EXERCISE REQUIREMENTS: Out of the data below, copy every line with the string "Alex".

MATERIAL FOR THIS TASK:
-=-=-=-=-
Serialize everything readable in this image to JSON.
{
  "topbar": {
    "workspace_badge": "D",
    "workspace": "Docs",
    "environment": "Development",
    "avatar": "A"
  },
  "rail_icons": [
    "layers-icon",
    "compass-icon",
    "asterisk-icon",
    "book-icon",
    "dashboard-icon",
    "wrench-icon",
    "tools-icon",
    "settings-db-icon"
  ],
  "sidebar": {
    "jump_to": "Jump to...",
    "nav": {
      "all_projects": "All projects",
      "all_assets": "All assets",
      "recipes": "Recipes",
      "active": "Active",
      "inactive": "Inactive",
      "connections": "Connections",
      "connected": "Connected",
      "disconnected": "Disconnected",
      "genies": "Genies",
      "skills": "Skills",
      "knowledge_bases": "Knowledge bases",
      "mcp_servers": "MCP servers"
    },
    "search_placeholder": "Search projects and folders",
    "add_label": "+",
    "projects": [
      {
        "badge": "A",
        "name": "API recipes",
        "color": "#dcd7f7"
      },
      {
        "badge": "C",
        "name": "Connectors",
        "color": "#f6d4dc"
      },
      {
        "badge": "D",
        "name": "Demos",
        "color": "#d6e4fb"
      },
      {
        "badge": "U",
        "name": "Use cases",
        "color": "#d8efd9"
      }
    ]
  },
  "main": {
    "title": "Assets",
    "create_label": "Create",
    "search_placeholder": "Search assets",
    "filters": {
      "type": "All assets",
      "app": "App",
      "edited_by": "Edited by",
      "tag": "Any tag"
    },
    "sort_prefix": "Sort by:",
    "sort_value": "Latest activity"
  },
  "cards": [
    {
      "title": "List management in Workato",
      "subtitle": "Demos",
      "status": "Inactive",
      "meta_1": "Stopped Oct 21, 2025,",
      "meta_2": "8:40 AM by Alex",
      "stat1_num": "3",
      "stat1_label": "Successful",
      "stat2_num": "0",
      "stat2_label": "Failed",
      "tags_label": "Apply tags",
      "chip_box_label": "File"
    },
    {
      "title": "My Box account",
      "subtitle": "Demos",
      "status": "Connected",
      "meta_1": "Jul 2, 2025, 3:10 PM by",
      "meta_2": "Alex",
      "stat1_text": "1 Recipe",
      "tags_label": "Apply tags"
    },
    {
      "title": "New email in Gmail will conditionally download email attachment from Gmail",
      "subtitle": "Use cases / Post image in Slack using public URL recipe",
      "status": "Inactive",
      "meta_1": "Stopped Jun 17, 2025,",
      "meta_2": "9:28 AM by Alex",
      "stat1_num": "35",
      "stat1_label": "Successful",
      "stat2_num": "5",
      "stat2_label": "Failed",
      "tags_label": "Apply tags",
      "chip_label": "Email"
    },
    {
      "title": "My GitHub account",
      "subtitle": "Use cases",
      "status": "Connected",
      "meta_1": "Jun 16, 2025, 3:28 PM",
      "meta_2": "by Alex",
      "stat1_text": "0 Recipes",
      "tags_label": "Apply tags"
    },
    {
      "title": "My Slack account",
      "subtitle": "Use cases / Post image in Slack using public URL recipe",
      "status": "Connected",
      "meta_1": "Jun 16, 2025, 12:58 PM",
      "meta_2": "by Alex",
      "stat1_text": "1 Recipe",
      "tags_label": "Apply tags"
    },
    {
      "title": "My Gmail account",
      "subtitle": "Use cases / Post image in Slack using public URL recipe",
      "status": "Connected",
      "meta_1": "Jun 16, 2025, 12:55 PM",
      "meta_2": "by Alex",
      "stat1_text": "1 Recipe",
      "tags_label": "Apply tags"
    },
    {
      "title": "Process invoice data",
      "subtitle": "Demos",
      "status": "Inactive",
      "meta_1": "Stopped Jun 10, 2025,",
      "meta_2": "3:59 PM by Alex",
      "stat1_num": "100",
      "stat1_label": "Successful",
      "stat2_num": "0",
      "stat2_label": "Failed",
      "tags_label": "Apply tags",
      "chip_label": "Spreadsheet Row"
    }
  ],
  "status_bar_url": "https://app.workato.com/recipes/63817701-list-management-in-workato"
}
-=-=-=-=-
YOUR RESPONSE:
      "meta_2": "8:40 AM by Alex",
      "meta_2": "Alex",
      "meta_2": "9:28 AM by Alex",
      "meta_2": "by Alex",
      "meta_2": "by Alex",
      "meta_2": "by Alex",
      "meta_2": "3:59 PM by Alex",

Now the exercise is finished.